Parents are sick of having to re-teach concepts through homework. If it's some quirky method they don't know, it's a mess.

Another friend who used a rigorous private school for first grade said the new material was sent home as homework and the parents were told to teach it, then it would be gone over in class because "it's too hard to teach the new material only in class". When that grade ended she switched to another private school.

Hi Christine,

Great video! I had my 11yo dd watch it with me and she was horrified. :) She kept saying "I'm so glad I'm homeschooled!"

She did spend some time in public school in 3rd grade and they used Investigations. A couple weeks after she'd been in class I had a meeting with the teacher and asked where the real math program was. She didn't understand what I meant. I had to explain that Investigations, in my opinion, was a great supplement to a math curriculum (which it is, it has fun games and problems and stories, etc. just none of that icky 'teaching of math' in it). The teacher tried to justify it, with how great it was that they weren't bound by 'rules' of math and how wonderful working in groups is. :/

My husband just watched the video and he said that the multiplication techniques are some type of matrix algebra (he can't remember the exact name) problem he wasn't introduced to till he was in calculus in college, and he's never had to use it since (he's an engineer, so not a stranger to math in the workplace). So why are they trying to teach these things to elementary students?!

Anyway, my kids both 'get' math and we use Saxon and are very happy with it. I supplement in the summer with the Singapore Extra Problems book, since it does introduce a new way of looking at math. And like I said, Investigations isn't that bad if it's viewed as a supplement to a real math program that teaches algorithms and mastery.

Thanks for stirring the hornets nest!

Krystal

Thank you so much for posting this video. I absolutely loathe Chicago Math. It is the form of mathematics that is taught in our school district, and I have a fourth grader who is really struggling to grasp the methods. My husband and I are spending hours each week trying to "unteach" these methods and teach him traditional math so that he can be successful in school. Very frustrating. Also, I find it interesting that most of the teachers I have spoken to you about Chicago Math dislike it also.

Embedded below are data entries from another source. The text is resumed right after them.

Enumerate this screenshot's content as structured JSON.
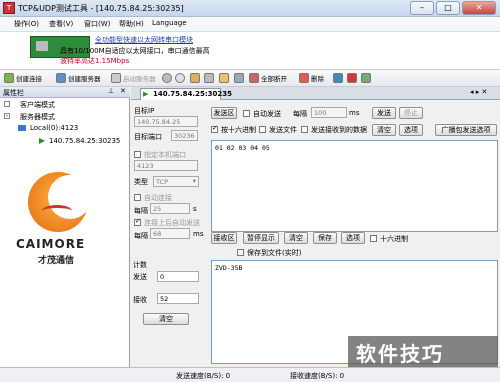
{
  "window": {
    "title": "TCP&UDP测试工具 - [140.75.84.25:30235]"
  },
  "menu": [
    "操作(O)",
    "查看(V)",
    "窗口(W)",
    "帮助(H)",
    "Language"
  ],
  "ad": {
    "line1": "全功能型快速以太网转串口模块",
    "line2": "具有10/100M自适应以太网接口，串口通信最高",
    "line3": "波特率高达1.15Mbps"
  },
  "toolbar": [
    "创建连接",
    "创建服务器",
    "启动服务器",
    "全部断开",
    "删除"
  ],
  "sidebar": {
    "title": "属性栏",
    "tree": [
      "客户端模式",
      "服务器模式",
      "Local(0):4123",
      "140.75.84.25:30235"
    ],
    "logo_text": "CAIMORE",
    "logo_sub": "才茂通信"
  },
  "tab": {
    "label": "140.75.84.25:30235"
  },
  "left_form": {
    "target_ip_label": "目标IP",
    "target_ip": "140.75.84.25",
    "target_port_label": "目标端口",
    "target_port": "30236",
    "local_port_chk": "指定本机端口",
    "local_port": "4123",
    "type_label": "类型",
    "type_value": "TCP",
    "auto_connect": "自动连接",
    "interval_label": "每隔",
    "interval1": "25",
    "interval_unit": "s",
    "auto_send_after": "连接上后自动发送",
    "interval2": "68",
    "interval2_unit": "ms",
    "count_label": "计数",
    "send_label": "发送",
    "send_count": "0",
    "recv_label": "接收",
    "recv_count": "52",
    "clear_label": "清空"
  },
  "send_area": {
    "title": "发送区",
    "auto_send": "自动发送",
    "interval_label": "每隔",
    "interval": "100",
    "unit": "ms",
    "send_btn": "发送",
    "stop_btn": "停止",
    "hex": "按十六进制",
    "send_file": "发送文件",
    "send_received": "发送接收到的数据",
    "clear_btn": "清空",
    "options_btn": "选项",
    "broadcast_btn": "广播包发送选项",
    "content": "01 02 03 04 05"
  },
  "recv_area": {
    "title": "接收区",
    "pause_btn": "暂停显示",
    "clear_btn": "清空",
    "save_btn": "保存",
    "options_btn": "选项",
    "hex": "十六进制",
    "save_to_file": "保存到文件(实时)",
    "content": "ZVD-35B"
  },
  "status": {
    "send_speed": "发送速度(B/S): 0",
    "recv_speed": "接收速度(B/S): 0"
  },
  "watermark": "软件技巧"
}
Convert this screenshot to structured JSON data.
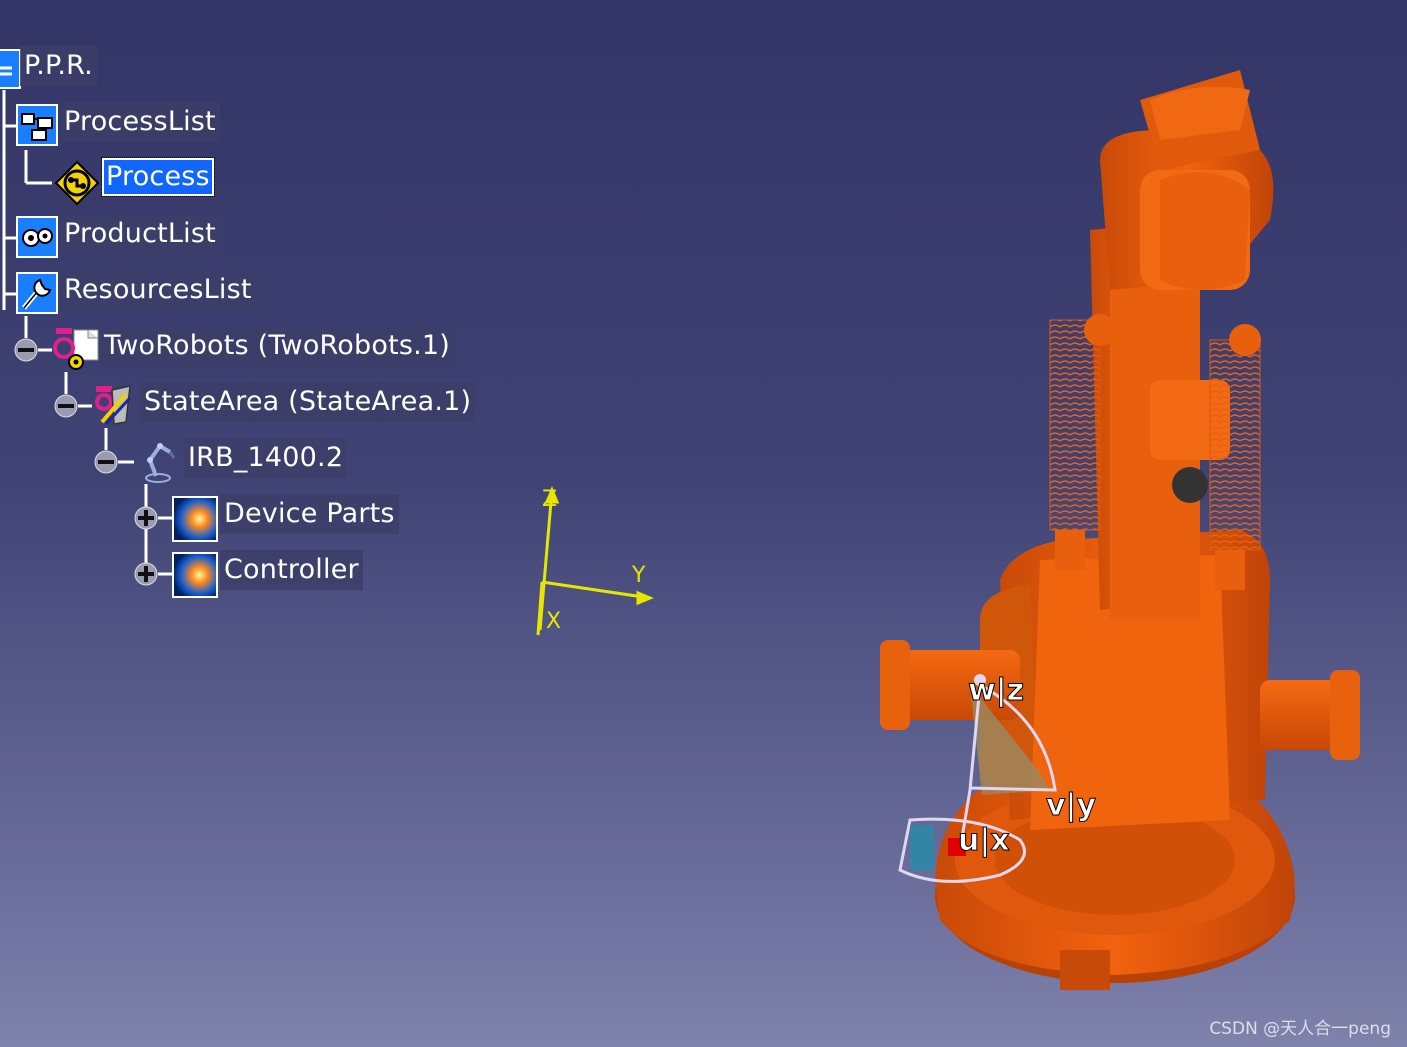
{
  "tree": {
    "root": "P.P.R.",
    "process_list": "ProcessList",
    "process": "Process",
    "product_list": "ProductList",
    "resources_list": "ResourcesList",
    "two_robots": "TwoRobots (TwoRobots.1)",
    "state_area": "StateArea (StateArea.1)",
    "robot": "IRB_1400.2",
    "device_parts": "Device Parts",
    "controller": "Controller"
  },
  "compass": {
    "z_label": "Z",
    "y_label": "Y",
    "x_label": "X",
    "color": "#e6e600"
  },
  "manipulator": {
    "w_label": "w|z",
    "v_label": "v|y",
    "u_label": "u|x"
  },
  "robot_model": {
    "color": "#e85a10"
  },
  "watermark": "CSDN @天人合一peng"
}
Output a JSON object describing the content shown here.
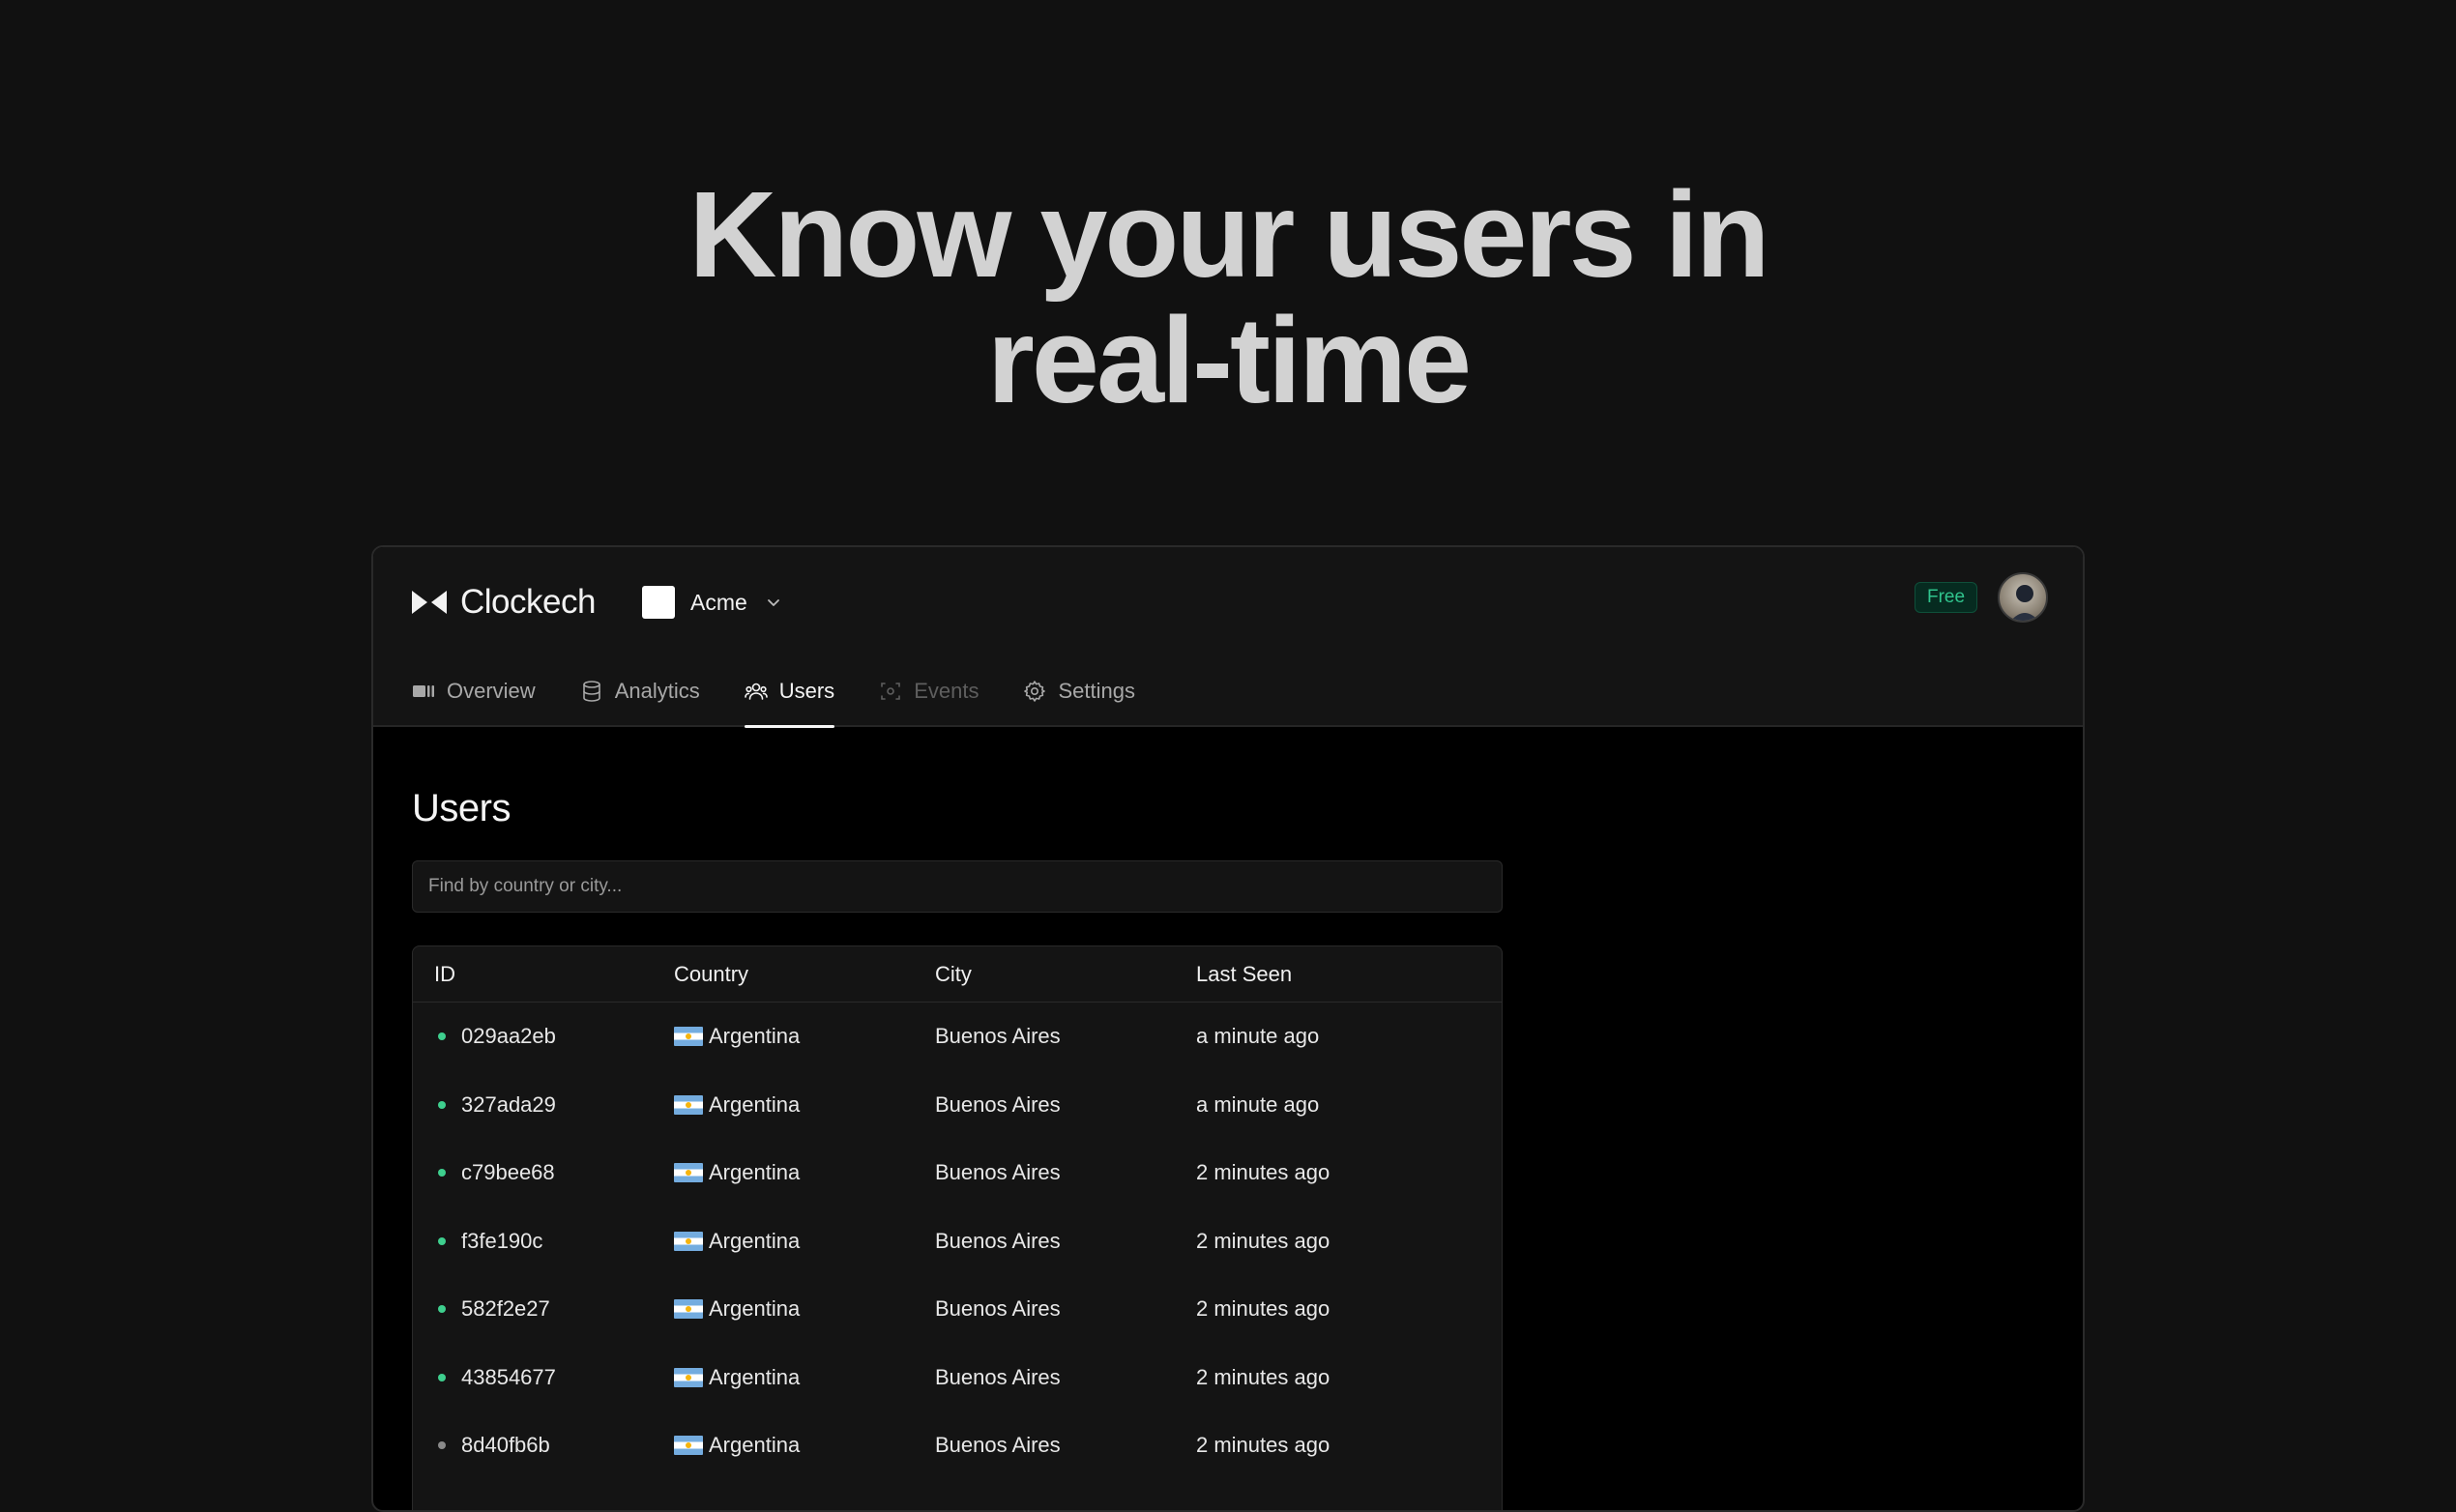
{
  "hero": {
    "line1": "Know your users in",
    "line2": "real-time"
  },
  "app": {
    "brand": {
      "name": "Clockech"
    },
    "team": {
      "name": "Acme"
    },
    "plan_badge": "Free",
    "tabs": [
      {
        "label": "Overview",
        "icon": "overview-icon",
        "state": "normal"
      },
      {
        "label": "Analytics",
        "icon": "database-icon",
        "state": "normal"
      },
      {
        "label": "Users",
        "icon": "users-icon",
        "state": "active"
      },
      {
        "label": "Events",
        "icon": "events-icon",
        "state": "disabled"
      },
      {
        "label": "Settings",
        "icon": "gear-icon",
        "state": "normal"
      }
    ],
    "page_title": "Users",
    "search": {
      "placeholder": "Find by country or city...",
      "value": ""
    },
    "table": {
      "headers": [
        "ID",
        "Country",
        "City",
        "Last Seen"
      ],
      "rows": [
        {
          "id": "029aa2eb",
          "country": "Argentina",
          "city": "Buenos Aires",
          "last_seen": "a minute ago",
          "online": true
        },
        {
          "id": "327ada29",
          "country": "Argentina",
          "city": "Buenos Aires",
          "last_seen": "a minute ago",
          "online": true
        },
        {
          "id": "c79bee68",
          "country": "Argentina",
          "city": "Buenos Aires",
          "last_seen": "2 minutes ago",
          "online": true
        },
        {
          "id": "f3fe190c",
          "country": "Argentina",
          "city": "Buenos Aires",
          "last_seen": "2 minutes ago",
          "online": true
        },
        {
          "id": "582f2e27",
          "country": "Argentina",
          "city": "Buenos Aires",
          "last_seen": "2 minutes ago",
          "online": true
        },
        {
          "id": "43854677",
          "country": "Argentina",
          "city": "Buenos Aires",
          "last_seen": "2 minutes ago",
          "online": true
        },
        {
          "id": "8d40fb6b",
          "country": "Argentina",
          "city": "Buenos Aires",
          "last_seen": "2 minutes ago",
          "online": false
        }
      ]
    },
    "colors": {
      "online": "#3ecf8e",
      "offline": "#8a8a8a",
      "badge_text": "#30c48d"
    }
  }
}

I have a friend who is a 7th grade math teacher and has said that he has incoming students who cannot complete simple "mental math" subtraction because they are still touch pointing. Ridiculous!

Post a Comment